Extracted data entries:

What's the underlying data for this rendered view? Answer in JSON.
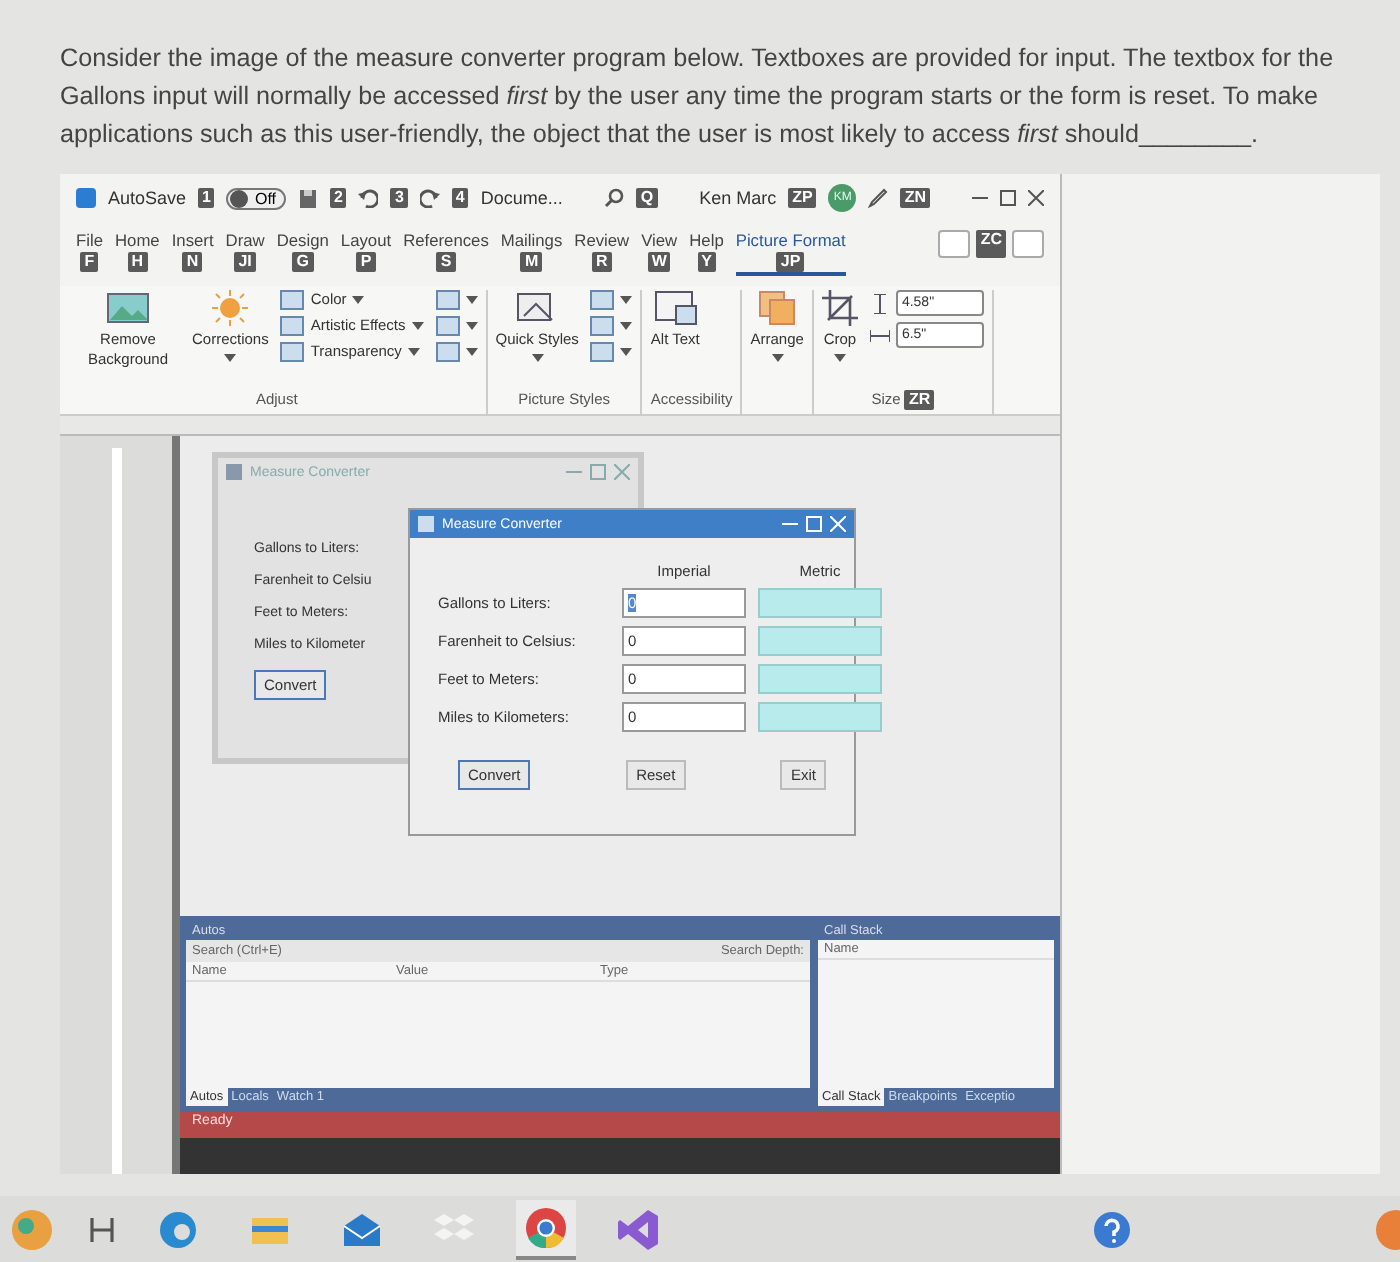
{
  "question": {
    "text": "Consider the image of the measure converter program below.  Textboxes are provided for input.  The textbox for the Gallons input will normally be accessed *first* by the user any time the program starts or the form is reset.  To make applications such as this user-friendly, the object that the user is most likely to access *first* should________."
  },
  "word": {
    "title_bar": {
      "autosave_label": "AutoSave",
      "autosave_keytip": "1",
      "autosave": {
        "on": false,
        "label": "Off"
      },
      "quick_access": [
        {
          "kind": "save",
          "keytip": "2"
        },
        {
          "kind": "undo",
          "keytip": "3"
        },
        {
          "kind": "redo",
          "keytip": "4"
        }
      ],
      "document_title": "Docume...",
      "search_keytip": "Q",
      "user_name": "Ken Marc",
      "user_keytip": "ZP",
      "avatar": "KM",
      "pen_keytip": "ZN"
    },
    "tabs": [
      {
        "label": "File",
        "keytip": "F",
        "selected": false
      },
      {
        "label": "Home",
        "keytip": "H",
        "selected": false
      },
      {
        "label": "Insert",
        "keytip": "N",
        "selected": false
      },
      {
        "label": "Draw",
        "keytip": "JI",
        "selected": false
      },
      {
        "label": "Design",
        "keytip": "G",
        "selected": false
      },
      {
        "label": "Layout",
        "keytip": "P",
        "selected": false
      },
      {
        "label": "References",
        "keytip": "S",
        "selected": false
      },
      {
        "label": "Mailings",
        "keytip": "M",
        "selected": false
      },
      {
        "label": "Review",
        "keytip": "R",
        "selected": false
      },
      {
        "label": "View",
        "keytip": "W",
        "selected": false
      },
      {
        "label": "Help",
        "keytip": "Y",
        "selected": false
      },
      {
        "label": "Picture Format",
        "keytip": "JP",
        "selected": true
      }
    ],
    "comments_keytip": "ZC",
    "groups": [
      {
        "label": "Adjust",
        "items": [
          {
            "kind": "remove-background",
            "label": "Remove Background",
            "dropdown": false
          },
          {
            "kind": "corrections",
            "label": "Corrections",
            "dropdown": true
          },
          {
            "kind": "stack",
            "items": [
              {
                "label": "Color",
                "dropdown": true
              },
              {
                "label": "Artistic Effects",
                "dropdown": true
              },
              {
                "label": "Transparency",
                "dropdown": true
              }
            ]
          },
          {
            "kind": "icons"
          }
        ]
      },
      {
        "label": "Picture Styles",
        "items": [
          {
            "kind": "quick-styles",
            "label": "Quick Styles",
            "dropdown": true
          },
          {
            "kind": "icons"
          }
        ]
      },
      {
        "label": "Accessibility",
        "items": [
          {
            "kind": "alt-text",
            "label": "Alt Text",
            "dropdown": false
          }
        ]
      },
      {
        "items": [
          {
            "kind": "arrange",
            "label": "Arrange",
            "dropdown": true
          }
        ]
      },
      {
        "label": "Size",
        "items": [
          {
            "kind": "crop",
            "label": "Crop",
            "dropdown": true
          },
          {
            "kind": "sizes",
            "fields": [
              {
                "kind": "height",
                "value": "4.58\""
              },
              {
                "kind": "width",
                "value": "6.5\""
              }
            ]
          }
        ]
      }
    ],
    "ribbon_keytip": "ZR"
  },
  "vs": {
    "back_form": {
      "title": "Measure Converter",
      "labels": [
        "Gallons to Liters:",
        "Farenheit to Celsiu",
        "Feet to Meters:",
        "Miles to Kilometer"
      ],
      "button": "Convert"
    },
    "front_form": {
      "title": "Measure Converter",
      "headers": [
        "Imperial",
        "Metric"
      ],
      "rows": [
        {
          "label": "Gallons to Liters:",
          "value": "0",
          "selected": true
        },
        {
          "label": "Farenheit to Celsius:",
          "value": "0",
          "selected": false
        },
        {
          "label": "Feet to Meters:",
          "value": "0",
          "selected": false
        },
        {
          "label": "Miles to Kilometers:",
          "value": "0",
          "selected": false
        }
      ],
      "buttons": [
        "Convert",
        "Reset",
        "Exit"
      ]
    },
    "autos": {
      "title": "Autos",
      "search_placeholder": "Search (Ctrl+E)",
      "search_depth": "Search Depth:",
      "columns": [
        "Name",
        "Value",
        "Type"
      ],
      "tabs": [
        {
          "label": "Autos",
          "selected": true
        },
        {
          "label": "Locals",
          "selected": false
        },
        {
          "label": "Watch 1",
          "selected": false
        }
      ]
    },
    "call_stack": {
      "title": "Call Stack",
      "columns": [
        "Name"
      ],
      "tabs": [
        {
          "label": "Call Stack",
          "selected": true
        },
        {
          "label": "Breakpoints",
          "selected": false
        },
        {
          "label": "Exceptio",
          "selected": false
        }
      ]
    },
    "status": "Ready"
  },
  "taskbar": {
    "apps": [
      {
        "kind": "edge",
        "selected": false
      },
      {
        "kind": "folder",
        "selected": false
      },
      {
        "kind": "mail",
        "selected": false
      },
      {
        "kind": "dropbox",
        "selected": false
      },
      {
        "kind": "chrome",
        "selected": true
      },
      {
        "kind": "visual-studio",
        "selected": false
      }
    ]
  }
}
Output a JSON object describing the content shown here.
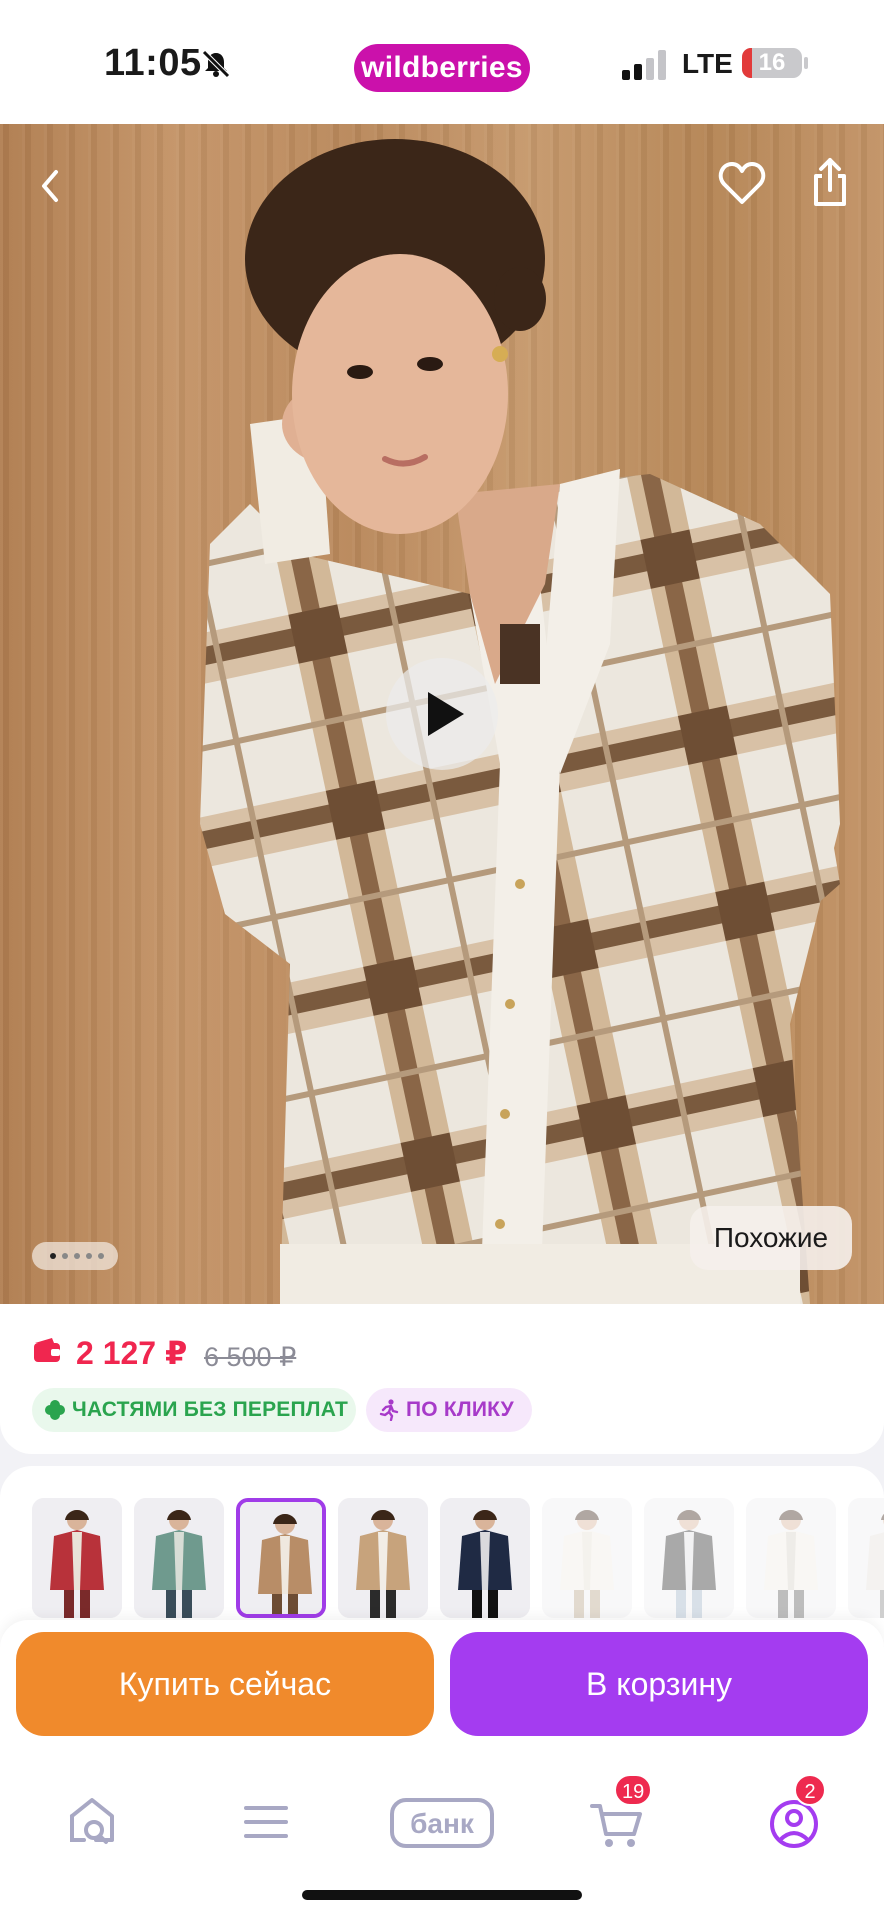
{
  "status_bar": {
    "time": "11:05",
    "brand": "wildberries",
    "network": "LTE",
    "battery": "16",
    "battery_level": 0.16
  },
  "hero": {
    "similar_label": "Похожие",
    "photo_count": 5,
    "active_photo": 0,
    "icons": [
      "back-icon",
      "heart-icon",
      "share-icon",
      "play-icon"
    ]
  },
  "price": {
    "current": "2 127 ₽",
    "old": "6 500 ₽",
    "badges": {
      "installment": "ЧАСТЯМИ БЕЗ ПЕРЕПЛАТ",
      "one_click": "ПО КЛИКУ"
    }
  },
  "variants": {
    "count": 9,
    "selected_index": 2
  },
  "actions": {
    "buy_now": "Купить сейчас",
    "add_to_cart": "В корзину"
  },
  "nav": {
    "items": [
      "home-search-icon",
      "menu-icon",
      "bank-icon",
      "cart-icon",
      "profile-icon"
    ],
    "bank_label": "банк",
    "cart_badge": "19",
    "profile_badge": "2"
  },
  "colors": {
    "brand": "#cb11ab",
    "price": "#f0264f",
    "buy_now": "#f08a2c",
    "add_to_cart": "#a43cf0",
    "installment_green": "#2aa44e",
    "click_purple": "#a73ac9"
  }
}
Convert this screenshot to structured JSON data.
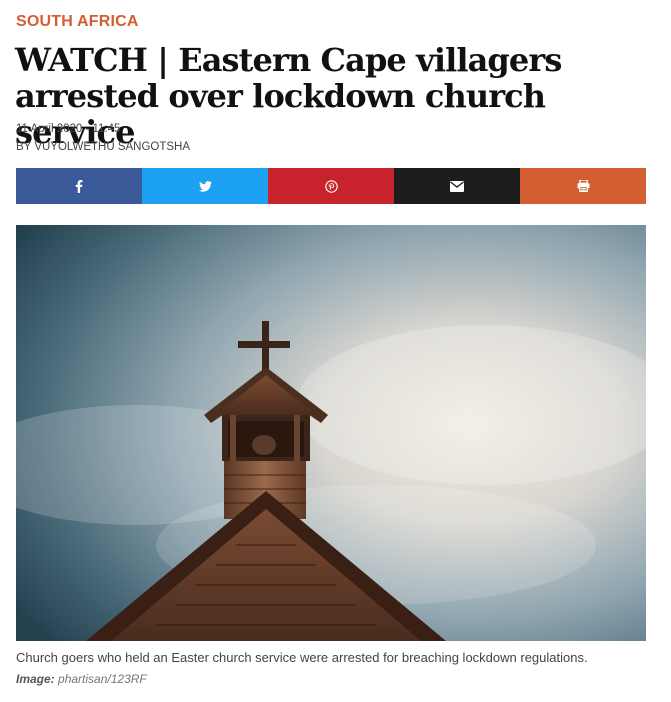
{
  "article": {
    "section": "SOUTH AFRICA",
    "headline": "WATCH | Eastern Cape villagers arrested over lockdown church service",
    "date": "11 April 2020 - 11:45",
    "byline": "BY VUYOLWETHU SANGOTSHA"
  },
  "share": {
    "buttons": [
      {
        "icon": "facebook-icon",
        "color": "#3b5998"
      },
      {
        "icon": "twitter-icon",
        "color": "#1da1f2"
      },
      {
        "icon": "pinterest-icon",
        "color": "#c8232c"
      },
      {
        "icon": "email-icon",
        "color": "#1c1c1c"
      },
      {
        "icon": "print-icon",
        "color": "#d35e32"
      }
    ]
  },
  "image": {
    "caption": "Church goers who held an Easter church service were arrested for breaching lockdown regulations.",
    "credit_label": "Image:",
    "credit_value": "phartisan/123RF"
  },
  "colors": {
    "accent": "#d35e32"
  }
}
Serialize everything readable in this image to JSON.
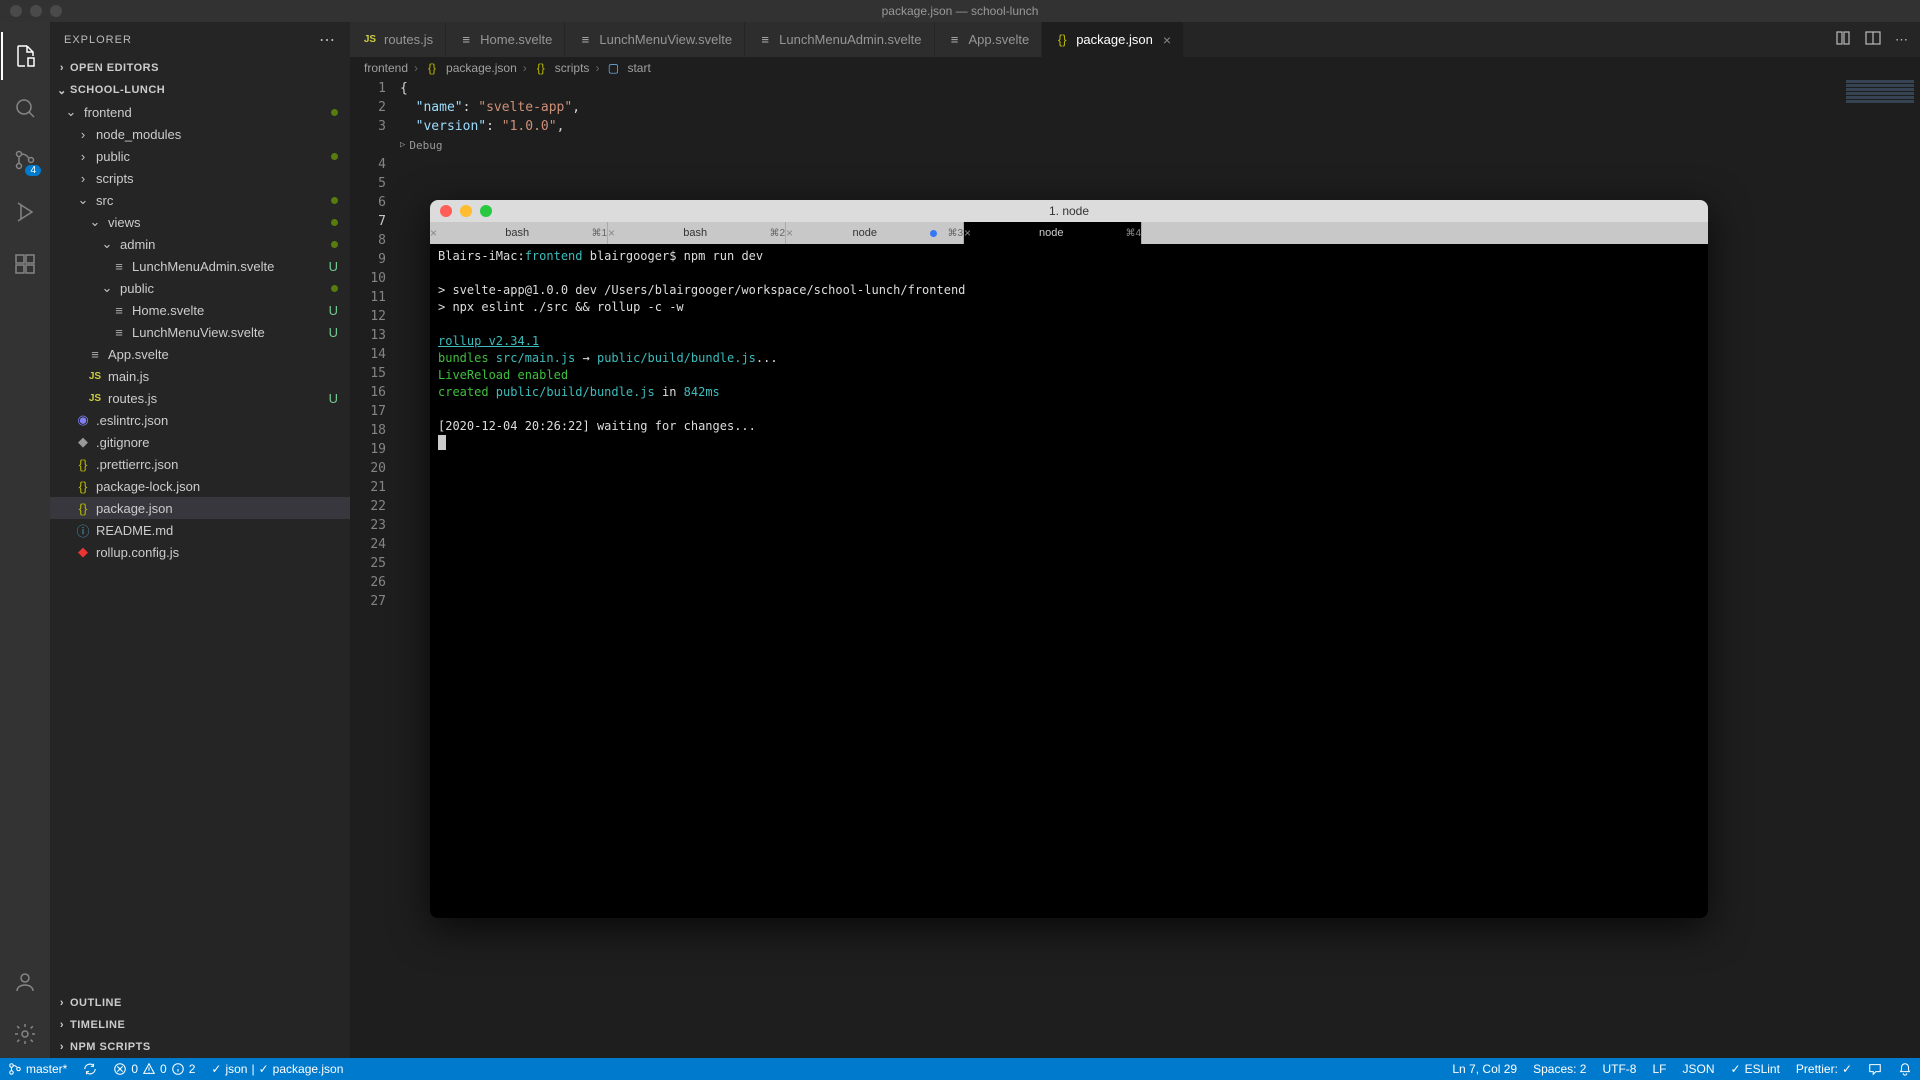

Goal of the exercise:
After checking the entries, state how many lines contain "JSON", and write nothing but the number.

Exercise response:
4